It reminds me of Frodo and Sam.
Everything means something. What’s my big life lesson in this, everyday?! On the bike tour, we can learn from each other but no one can ride your bike for you. You’ve got to peddle your own bike, however that needs to be done. You know if you go over the biggest hill on the Pacific Coast, no one is going to say you didn’t do it fast enough or you did it too fast. You made it over. Everybody’s got their own hill to climb, whether it be on a bike or figuratively.
Did you ever feel like your music was a hill to climb, like a challenge for you?

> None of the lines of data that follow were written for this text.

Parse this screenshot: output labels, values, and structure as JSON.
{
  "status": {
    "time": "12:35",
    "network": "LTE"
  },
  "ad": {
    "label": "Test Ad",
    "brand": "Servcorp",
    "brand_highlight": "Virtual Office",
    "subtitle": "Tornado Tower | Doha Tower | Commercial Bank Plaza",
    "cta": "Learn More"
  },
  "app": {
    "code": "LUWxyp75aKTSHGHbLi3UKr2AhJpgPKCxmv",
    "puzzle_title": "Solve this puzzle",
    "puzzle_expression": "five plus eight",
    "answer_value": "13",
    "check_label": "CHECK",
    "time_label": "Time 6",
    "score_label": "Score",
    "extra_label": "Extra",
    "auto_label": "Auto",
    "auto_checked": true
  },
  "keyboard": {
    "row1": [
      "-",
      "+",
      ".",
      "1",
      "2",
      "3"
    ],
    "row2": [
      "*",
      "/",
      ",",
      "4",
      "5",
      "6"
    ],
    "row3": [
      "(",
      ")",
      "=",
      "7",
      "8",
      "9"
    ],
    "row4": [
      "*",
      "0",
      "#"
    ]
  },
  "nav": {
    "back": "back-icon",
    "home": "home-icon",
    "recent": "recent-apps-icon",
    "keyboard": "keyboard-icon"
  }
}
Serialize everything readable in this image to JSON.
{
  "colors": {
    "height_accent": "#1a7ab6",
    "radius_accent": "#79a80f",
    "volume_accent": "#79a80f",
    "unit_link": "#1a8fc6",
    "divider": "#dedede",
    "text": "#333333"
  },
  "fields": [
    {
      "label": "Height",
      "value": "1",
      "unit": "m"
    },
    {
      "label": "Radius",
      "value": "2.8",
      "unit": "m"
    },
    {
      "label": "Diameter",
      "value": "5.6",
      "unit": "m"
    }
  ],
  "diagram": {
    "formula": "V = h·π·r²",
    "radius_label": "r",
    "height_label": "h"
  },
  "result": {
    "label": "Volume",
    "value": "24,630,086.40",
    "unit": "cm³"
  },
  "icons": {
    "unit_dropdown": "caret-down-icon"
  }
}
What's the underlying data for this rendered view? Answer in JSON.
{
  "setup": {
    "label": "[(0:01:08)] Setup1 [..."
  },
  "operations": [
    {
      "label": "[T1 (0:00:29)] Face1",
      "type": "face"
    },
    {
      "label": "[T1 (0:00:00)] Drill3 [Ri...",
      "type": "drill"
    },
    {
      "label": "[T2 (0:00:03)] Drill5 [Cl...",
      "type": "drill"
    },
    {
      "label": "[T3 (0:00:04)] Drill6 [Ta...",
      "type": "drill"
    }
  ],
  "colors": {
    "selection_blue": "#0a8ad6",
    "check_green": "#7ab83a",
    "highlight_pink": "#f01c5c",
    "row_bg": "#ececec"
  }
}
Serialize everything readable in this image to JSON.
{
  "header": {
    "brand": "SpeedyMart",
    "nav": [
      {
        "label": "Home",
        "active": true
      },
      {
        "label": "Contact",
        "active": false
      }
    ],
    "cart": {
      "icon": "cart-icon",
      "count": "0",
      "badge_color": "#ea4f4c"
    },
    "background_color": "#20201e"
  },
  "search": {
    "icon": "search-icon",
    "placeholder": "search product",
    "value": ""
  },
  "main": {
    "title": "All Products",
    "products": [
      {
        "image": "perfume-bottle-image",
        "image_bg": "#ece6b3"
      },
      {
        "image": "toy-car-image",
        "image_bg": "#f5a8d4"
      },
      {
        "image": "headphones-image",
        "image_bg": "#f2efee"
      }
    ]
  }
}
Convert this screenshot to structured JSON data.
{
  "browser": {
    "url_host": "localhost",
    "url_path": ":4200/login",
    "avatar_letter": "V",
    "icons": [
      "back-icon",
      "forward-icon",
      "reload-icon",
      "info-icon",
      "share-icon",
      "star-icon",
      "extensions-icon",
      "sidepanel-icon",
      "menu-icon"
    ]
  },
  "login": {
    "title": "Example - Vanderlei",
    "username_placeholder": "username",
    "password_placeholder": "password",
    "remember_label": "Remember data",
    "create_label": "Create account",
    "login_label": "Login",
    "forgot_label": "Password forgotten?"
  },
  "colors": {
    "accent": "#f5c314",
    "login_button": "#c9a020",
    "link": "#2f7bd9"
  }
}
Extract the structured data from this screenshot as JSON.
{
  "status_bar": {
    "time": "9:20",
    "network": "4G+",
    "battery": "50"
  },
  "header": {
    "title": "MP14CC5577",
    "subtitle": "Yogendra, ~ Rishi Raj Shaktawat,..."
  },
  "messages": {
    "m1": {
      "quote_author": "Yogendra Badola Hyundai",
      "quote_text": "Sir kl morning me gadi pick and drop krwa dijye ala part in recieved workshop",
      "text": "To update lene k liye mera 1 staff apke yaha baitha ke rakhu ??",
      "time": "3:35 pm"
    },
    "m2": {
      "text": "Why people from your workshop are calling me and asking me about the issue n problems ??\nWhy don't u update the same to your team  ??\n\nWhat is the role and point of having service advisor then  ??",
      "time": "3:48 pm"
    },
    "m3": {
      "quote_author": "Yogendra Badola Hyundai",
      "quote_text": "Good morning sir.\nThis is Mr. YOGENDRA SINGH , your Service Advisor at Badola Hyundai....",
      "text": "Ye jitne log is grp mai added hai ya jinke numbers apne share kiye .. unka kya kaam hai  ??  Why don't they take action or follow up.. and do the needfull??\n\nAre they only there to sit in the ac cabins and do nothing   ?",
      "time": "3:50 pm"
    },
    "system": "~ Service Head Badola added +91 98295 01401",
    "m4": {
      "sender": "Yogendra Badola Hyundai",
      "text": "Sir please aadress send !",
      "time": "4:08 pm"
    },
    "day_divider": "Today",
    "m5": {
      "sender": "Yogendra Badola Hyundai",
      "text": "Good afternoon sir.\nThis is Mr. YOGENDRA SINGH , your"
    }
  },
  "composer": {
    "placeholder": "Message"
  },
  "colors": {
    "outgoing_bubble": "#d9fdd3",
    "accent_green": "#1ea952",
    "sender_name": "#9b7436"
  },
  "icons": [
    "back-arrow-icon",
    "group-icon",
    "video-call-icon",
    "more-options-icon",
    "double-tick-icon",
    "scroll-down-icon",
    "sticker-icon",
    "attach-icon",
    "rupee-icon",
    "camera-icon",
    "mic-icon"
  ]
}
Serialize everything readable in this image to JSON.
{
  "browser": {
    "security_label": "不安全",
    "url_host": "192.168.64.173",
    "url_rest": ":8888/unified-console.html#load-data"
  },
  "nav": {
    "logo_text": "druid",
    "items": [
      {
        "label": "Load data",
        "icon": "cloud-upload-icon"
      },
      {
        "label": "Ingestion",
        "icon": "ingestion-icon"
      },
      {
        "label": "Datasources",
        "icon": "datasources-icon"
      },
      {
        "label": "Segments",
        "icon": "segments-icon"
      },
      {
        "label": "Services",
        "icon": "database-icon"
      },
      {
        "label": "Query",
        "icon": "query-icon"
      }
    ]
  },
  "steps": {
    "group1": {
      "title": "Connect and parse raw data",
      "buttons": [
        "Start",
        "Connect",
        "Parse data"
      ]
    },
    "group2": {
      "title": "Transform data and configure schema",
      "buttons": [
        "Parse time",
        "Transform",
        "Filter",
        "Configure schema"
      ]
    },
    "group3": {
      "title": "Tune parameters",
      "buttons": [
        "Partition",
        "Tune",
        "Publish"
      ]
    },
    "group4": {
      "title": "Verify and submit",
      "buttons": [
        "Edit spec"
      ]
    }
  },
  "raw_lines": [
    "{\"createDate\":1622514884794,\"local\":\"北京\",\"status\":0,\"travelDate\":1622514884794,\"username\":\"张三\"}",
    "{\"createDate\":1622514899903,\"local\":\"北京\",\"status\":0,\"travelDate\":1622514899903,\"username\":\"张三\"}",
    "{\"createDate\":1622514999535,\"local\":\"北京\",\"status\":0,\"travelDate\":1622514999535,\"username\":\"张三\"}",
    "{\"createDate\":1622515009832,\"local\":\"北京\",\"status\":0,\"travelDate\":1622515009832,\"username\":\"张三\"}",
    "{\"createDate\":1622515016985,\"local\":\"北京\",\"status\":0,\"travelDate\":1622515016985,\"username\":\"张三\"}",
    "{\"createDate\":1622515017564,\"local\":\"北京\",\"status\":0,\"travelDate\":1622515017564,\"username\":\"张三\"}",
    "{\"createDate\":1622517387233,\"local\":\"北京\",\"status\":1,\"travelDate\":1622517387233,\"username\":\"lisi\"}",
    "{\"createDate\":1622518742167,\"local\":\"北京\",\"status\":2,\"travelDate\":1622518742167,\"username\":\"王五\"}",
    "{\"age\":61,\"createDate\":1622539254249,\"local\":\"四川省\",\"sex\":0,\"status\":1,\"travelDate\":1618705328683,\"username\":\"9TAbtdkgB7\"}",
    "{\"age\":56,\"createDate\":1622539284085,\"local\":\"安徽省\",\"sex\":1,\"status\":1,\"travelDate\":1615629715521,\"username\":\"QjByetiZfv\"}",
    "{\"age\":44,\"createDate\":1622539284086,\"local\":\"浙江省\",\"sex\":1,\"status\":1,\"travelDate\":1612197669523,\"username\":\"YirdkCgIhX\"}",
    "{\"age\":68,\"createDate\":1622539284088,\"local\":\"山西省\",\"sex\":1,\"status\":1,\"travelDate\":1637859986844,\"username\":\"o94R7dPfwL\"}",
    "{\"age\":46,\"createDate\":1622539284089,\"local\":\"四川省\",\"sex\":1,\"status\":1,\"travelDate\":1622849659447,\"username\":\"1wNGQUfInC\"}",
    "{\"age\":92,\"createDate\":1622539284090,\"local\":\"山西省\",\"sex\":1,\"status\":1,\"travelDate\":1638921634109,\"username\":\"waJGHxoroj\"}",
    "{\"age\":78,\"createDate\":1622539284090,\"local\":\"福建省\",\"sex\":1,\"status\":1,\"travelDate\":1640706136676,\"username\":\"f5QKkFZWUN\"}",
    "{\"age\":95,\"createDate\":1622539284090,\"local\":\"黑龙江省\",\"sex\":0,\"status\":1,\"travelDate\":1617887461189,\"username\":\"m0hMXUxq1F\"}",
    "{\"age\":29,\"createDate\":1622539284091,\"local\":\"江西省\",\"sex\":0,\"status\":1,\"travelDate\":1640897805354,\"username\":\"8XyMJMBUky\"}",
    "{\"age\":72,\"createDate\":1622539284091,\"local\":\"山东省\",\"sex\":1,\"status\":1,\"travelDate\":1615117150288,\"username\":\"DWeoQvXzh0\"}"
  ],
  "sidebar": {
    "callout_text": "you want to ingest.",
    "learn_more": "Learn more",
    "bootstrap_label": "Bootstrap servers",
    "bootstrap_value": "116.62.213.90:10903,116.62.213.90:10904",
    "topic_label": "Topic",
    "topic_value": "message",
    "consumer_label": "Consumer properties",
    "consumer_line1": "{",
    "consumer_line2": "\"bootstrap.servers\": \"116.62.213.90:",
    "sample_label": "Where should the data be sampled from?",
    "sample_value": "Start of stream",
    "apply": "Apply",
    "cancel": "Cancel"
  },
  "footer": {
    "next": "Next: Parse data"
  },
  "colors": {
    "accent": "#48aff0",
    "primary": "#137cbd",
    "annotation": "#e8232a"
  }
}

Absolutely. I always feel like with my music I am trying to push myself out of my comfort zone a little bit more every year. This was one way to do it, to take it on a road on a bike. The music on this trip ended up being like my sanity. I didn’t book as many shows as I had hoped on the tour. There was one point where I went over a week without playing a show and I just felt like a mediocre cyclists. But again that’s all mind-games… I made it to the campsite every night. Getting to the campsite and getting on my guitar and practicing songs was so rewarding. It brought everybody’s spirits up. We would all sing “Space Oddity” together or a Beatles song. And then whatever song I was practicing that night, everybody would get stuck in their head the next day. We’d all sing while we were riding to each other, which was really fun. Towards the end of the trip we started rewriting songs to pertain to cycling. I re-wrote “Ghost Riders in the Sky” to be “Ghost Cyclists in the Sky.” Then in Big Sur we were going over some big hills and we were having a really good time, so we started re-writing “My Favorite Things” from the Sound of Music. Music was the light-hearted thing on the tour for sure.
But music is a constant mountain… Ok I made an album; how can I make a better one? Especially being in a community like we are in Long Beach, being around so many really talented, inspiring people. It’s like, “Oh my god, she sings so pretty, I need to go home and practice… or Andrea Walker rips at the guitar, I need learn some scales.” It’s really cool. It inspires me as well as puts me in my place. I always want to grow and get better. It’s like Sisyphus rolling a rock up a hill. I am never going to get over it, because the hill keeps growing.
Free Download of Alyssandra Nighswonger’s song “I’d Rather Be Lonely.”